Last season the pivotal pairing was in continual flux with Duncan Weir and Jason Tovey swapping around the No.10 role while Fowles, Hidalgo-Clyne and Sean Kennedy, who has had injuries pre-season but will soon re-enter the fray, jostling away at scrum-half.
Cockerill has put his faith in Scotland internationalist Weir over his Welsh rival Tovey so far but, after starting with Hidalgo-Clyne in the first two Guinness Pro14 matches, it is Fowles who has been selected for the losses to Treviso and Scarlets.
Injuries, the physical toll of the modern game and international windows, mean that very rarely can a player expect to occupy the same jersey for the whole season so long as they can stay fit. It will be interesting to see how the situation develops in the coming months as logic would dictate that a confident and familiar pairing at nine and 10 could only help Edinburgh develop the kind of consistency that has been missing for so long.
We will learn today, when Cockerill names his team for the trip to Leinster tomorrow night, whether Fowles has kept hold of the starting slot, but he is keen to stress the positives of the situation.
“It is good, it is competitive which is a healthy environment to be in,” said the 24-year-old. “We are pushing each other in training every day and every week, which is a good thing for the team. We have the two of us champing at the bit every week to get into the team which is good and I am embracing it.
“Sean will be back too and it is not just in my position. You look across the board and there is a lot of competition for places. That is really good for the club to have that headache around selection. It is positive for the team.”
Hidalgo-Clyne is the man with the international experience having nine caps to his name, and is seen as, perhaps, the more dynamic and capable of sparking something in attack, with Fowles offering a bit more solidity of service.
That said, the lad from Rochdale who came up through the Sale academy but is Scottish-qualified through an Edinburgh grandfather, showed with his man of the tournament exploits at last year’s Melrose Sevens that he too has pace and skill in his locker.
“I see [my service] as a big key point, one of my strengths,” continued Fowles. “I do work really hard on my core skills, my kicking and my passing.
“It is a non-negotiable for someone in my position – I have to get that the backline moving. It is a big thing and I pay quite a lot of attention to it.
“We are different players. Sam is a very good at some things and can create something out of nothing. He has that a bit of X-factor about him as well. There are parts of his game that I am not quite as good at, and there are parts of my game where he is not as good as me. It is a nice balance to have for the team.”
Fowles insisted that the two recent defeats had not shaken the squad’s belief that they can get moving up the Conference B table and make one of the top-three play-off places come the season’s end.
“Yes, we all believe that. We are not here just to make up the numbers,” he said. “We are all competitive people and would not be in this job otherwise. We all aspire to be there and I think it is something we can achieve.
“We have a lot more in us. It is an exciting prospect.

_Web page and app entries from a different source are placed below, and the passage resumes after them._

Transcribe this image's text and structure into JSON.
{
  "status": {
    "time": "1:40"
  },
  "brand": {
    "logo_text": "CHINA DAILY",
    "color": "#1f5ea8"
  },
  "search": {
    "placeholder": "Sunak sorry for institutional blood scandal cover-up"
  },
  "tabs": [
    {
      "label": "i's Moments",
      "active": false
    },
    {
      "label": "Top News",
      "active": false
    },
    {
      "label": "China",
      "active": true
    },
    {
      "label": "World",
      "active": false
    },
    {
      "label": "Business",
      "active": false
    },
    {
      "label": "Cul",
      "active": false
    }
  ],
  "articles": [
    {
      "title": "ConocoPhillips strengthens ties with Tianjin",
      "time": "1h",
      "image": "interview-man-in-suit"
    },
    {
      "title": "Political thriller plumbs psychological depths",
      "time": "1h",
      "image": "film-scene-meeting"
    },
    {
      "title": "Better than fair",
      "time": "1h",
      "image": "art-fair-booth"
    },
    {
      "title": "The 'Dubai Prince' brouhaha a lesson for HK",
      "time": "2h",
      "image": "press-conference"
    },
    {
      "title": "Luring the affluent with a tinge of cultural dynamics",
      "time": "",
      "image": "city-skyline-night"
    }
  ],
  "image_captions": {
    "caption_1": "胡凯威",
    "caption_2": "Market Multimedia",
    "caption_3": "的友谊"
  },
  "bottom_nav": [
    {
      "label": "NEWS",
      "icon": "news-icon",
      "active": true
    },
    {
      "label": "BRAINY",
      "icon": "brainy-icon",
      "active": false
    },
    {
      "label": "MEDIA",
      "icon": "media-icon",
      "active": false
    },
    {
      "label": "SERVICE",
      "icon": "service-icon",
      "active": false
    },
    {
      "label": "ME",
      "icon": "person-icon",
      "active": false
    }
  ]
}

We are only four games into the season and we are learning each week, working really hard of the pitch and on the pitch to get better as a team.
“That is what we have got to do. As long as we put it out there week on week and keep getting better, that is all we can ask of each other. Then we will see where it gets us.”